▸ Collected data
=== Section Start ===

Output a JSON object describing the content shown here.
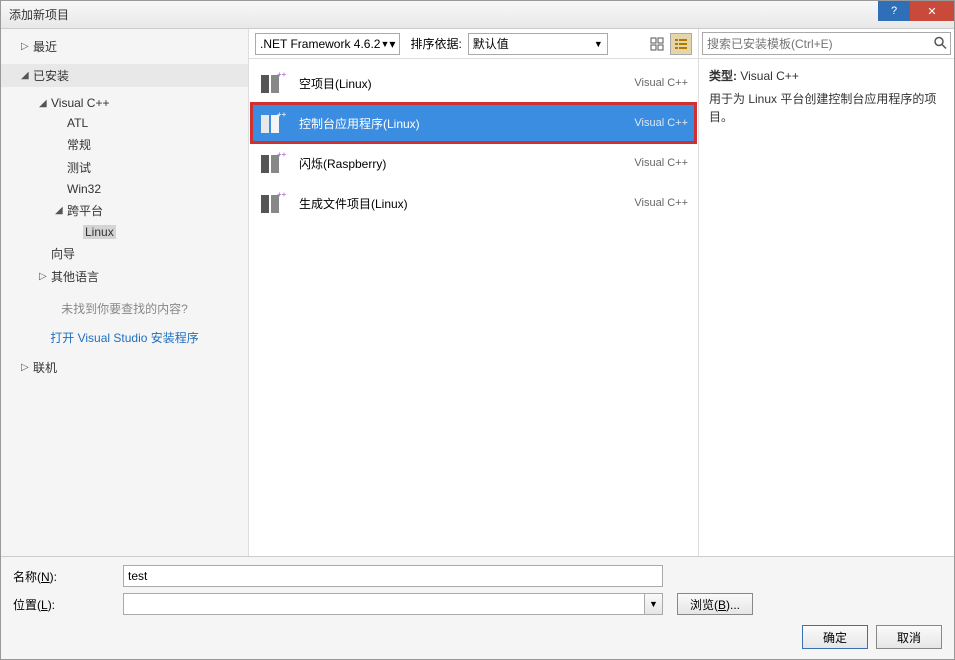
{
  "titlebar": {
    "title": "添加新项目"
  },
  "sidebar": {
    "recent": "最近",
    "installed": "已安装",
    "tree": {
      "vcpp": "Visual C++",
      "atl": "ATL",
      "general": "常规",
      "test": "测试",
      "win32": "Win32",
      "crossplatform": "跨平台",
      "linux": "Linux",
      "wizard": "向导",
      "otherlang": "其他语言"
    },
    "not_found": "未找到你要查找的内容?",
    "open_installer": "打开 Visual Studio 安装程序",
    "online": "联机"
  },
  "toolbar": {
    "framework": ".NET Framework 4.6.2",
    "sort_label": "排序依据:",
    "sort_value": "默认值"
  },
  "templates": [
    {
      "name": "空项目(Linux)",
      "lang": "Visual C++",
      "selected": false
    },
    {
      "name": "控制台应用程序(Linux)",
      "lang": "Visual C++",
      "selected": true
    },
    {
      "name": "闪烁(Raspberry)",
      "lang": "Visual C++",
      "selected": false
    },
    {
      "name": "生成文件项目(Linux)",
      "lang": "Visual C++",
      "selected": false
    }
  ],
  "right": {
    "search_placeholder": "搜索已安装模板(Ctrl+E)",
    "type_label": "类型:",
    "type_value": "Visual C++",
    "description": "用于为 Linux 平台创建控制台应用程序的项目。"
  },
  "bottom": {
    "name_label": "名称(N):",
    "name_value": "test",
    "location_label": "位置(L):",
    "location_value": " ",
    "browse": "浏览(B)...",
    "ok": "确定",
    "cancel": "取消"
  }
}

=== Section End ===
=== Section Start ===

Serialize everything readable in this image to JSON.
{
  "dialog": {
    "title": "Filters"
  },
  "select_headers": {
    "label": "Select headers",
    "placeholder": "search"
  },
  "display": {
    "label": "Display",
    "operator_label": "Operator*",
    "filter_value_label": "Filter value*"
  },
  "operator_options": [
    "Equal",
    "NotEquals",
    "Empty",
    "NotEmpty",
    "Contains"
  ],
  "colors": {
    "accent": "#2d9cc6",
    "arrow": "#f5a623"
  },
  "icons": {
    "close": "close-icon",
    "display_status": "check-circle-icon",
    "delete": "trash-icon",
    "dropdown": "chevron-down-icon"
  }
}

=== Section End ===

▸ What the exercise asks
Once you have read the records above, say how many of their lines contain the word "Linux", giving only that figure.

▸ Response area
5